    There's one of these close to where I live right now, although I'm moving in a few months. It's a single floor office next to a bank, and it doesn't appear to be all that busy.

    Now I solve the core problem a different way: if I need to off-load a few terabytes of backup data, I save it on some NAS disks in VeraCrypt format and then ship a mirror of the NAS to Amazon who will transfer the data to one of their cloud instances for a fee. I then transfer that data out of there into an EU cloud server where it'll stay for cheaper until I can transfer it out again.

    I gave up on "co-working" arrangements entirely after that, and now I look for local options so I can off-load backups without pissing off the hotel managers where I'm staying. As long as I don't have to transfer backups, I can do what I'm doing pretty much anywhere, even with crappy rate-throttled 128kbps Internet on a Mi-Fi device.

    Like you, I don't understand these hipster enclave "incubators" that appear to bleed through cash, and I don't understand the "co-working" thing anymore except as some weird legacy cultural thing where people think they need an office with all of the office-like environmental factors.

    I went to the article, and image 2 of 29 says everything to me. That doesn't look like working, that looks like "conspicuously working" while not working.

    I have better office furniture in my office and I'm semi-retired.

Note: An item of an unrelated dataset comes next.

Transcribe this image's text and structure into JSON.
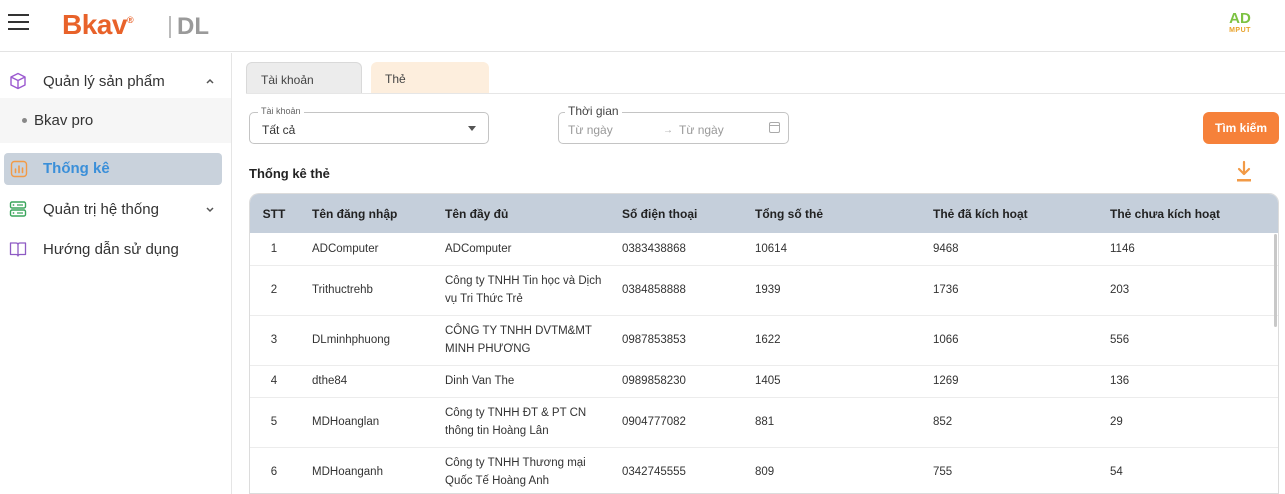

  2. That seems to be the biggest complaint. Which might explain why not too much is being produced. They bill these things as having a rich resource stream but it sounds like a of people feel left in the desert. They make it sound like a "mentoring" space, but I guess I don't get that impression. I've been in a few of them for talks, but it's hard to figure out the culture while I'm there.